Estelle: When we released “Conqueror” off my album a couple months ago, producers heard it and they were like “We would like you to sing it on the show and we want you to sing it as a character”. I was like “Hell yeah!”. I hadn’t seen the show and I didn’t know it before it aired. I just knew it looked exciting. One of my good friends Jussie Smollett who plays Jamal is on the show. I know Taraji’s level of work and I know Terrence Howard’s. It was sold on the level of talent and also just the idea of it being about the music industry. Some of the story lines I was like “Yeah I’ve seen that happen before!”. Some of them are so real and they use a lot of practical theories and stories. As a musician, I’m going “I’ve been there before” like the label saying things like “Go live your life!”. A lot of people take it as entertainment, but it’s very real. It’s pretty heightened and it’s extremely exaggerated, but it’s real.

YouKnowIGotSoul: You released “True Romance” was on your own label. What has that allowed you to do?

Estelle: I think it was just a growth thing for me even moving to being on my own label. Me and my business partner, we always had this thing that if we weren’t able to help each other, he wouldn’t hold me back. He wouldn’t ever hold me or help me just for the sake of it. He knew that I was already myself and working as an artist with an album out in the UK before we even started working together. He was like “If you want to be here, then you can be here”. My thing was like “If I get 10 years and you still have to help me then I think we failed in our mission”. It kind of hit that 10 year point and I was like “I think I’m alright!”. He was all support and he’s one of the biggest supporters. He always hits me. As soon as he heard “Make Her Say”, he was like “You killed it!”. People always want to hear the hate, but it’s the strangest thing.

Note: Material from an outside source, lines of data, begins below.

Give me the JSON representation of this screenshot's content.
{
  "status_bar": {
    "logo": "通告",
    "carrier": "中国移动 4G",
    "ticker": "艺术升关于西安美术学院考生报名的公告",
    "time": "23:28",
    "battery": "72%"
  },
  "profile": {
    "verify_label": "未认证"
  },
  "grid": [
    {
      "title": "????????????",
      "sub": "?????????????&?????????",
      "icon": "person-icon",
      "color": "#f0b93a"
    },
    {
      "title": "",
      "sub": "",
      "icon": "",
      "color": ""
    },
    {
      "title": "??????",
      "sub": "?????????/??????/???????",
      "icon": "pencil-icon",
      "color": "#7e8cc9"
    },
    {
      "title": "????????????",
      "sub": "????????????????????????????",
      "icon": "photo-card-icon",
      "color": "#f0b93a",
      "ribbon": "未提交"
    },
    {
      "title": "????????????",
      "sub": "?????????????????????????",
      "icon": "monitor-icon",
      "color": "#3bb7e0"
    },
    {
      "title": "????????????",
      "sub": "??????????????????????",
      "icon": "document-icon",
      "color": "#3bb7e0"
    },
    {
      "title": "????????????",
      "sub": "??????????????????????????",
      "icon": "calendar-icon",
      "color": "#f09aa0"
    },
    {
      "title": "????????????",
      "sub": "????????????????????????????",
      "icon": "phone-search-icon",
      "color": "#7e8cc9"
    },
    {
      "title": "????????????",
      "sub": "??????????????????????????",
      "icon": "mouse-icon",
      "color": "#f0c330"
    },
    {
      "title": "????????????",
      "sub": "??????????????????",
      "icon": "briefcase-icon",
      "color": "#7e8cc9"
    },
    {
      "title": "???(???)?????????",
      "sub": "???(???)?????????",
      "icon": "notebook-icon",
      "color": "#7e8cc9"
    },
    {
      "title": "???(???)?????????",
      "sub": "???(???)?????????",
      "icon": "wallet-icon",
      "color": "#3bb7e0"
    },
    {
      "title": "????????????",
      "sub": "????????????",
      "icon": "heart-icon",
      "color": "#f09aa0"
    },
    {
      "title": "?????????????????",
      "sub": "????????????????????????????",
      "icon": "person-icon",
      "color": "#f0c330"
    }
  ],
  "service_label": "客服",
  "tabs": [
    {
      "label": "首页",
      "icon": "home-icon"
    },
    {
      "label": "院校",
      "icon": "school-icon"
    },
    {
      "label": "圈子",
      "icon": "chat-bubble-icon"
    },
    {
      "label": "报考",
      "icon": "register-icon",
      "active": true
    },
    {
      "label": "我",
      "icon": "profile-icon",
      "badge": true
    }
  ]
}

I’ve been blessed to have good people on my team. It’s family. At this point in my life, as a business person, you should be able to do what you have to do without the help of anyone else if you’ve got a strong enough friend.

YouKnowIGotSoul: Do you have any other artists under you on your new label?

Estelle: I have a couple of producers and songwriters I want to work with and we’re in the middle of talking. I’m crazy as an artist myself and I have my extremes. I have to be a business woman too. I definitely have my moments, so I know how difficult it is to deal with artists. I will at some point, but I’m not ready. *Laughs* I will at some point. Definitely producers and writers that I have and I work with. We’re looking to develop some writers and producers. There will be some.

YouKnowIGotSoul: Your sound is so diverse and you’re able to touch on different genres. Has it ever been a challenge for you to find your lane or what the lane people want you in?

Estelle: Not a challenge. The challenge has been people asking me why I didn’t stay in one genre. I was just finding clever ways to answer that. I simply don’t know how to. When I was born and the way I was raised is that good music is good music. It could be any genre. I don’t know how to do anything else other than good music. I literally get bored. I change my hair every couple of months because I get bored and I feel the same way about music. I can’t just be one type. It’s the creator in me. I feel what’s consistent is my voice and I think my tone is unique. You know the sound of my voice when I sing and I’ll let that be the consistent. That’s all I care about. As long as you know what I’m talking about and you love what I’m singing about, then that’s all that matters.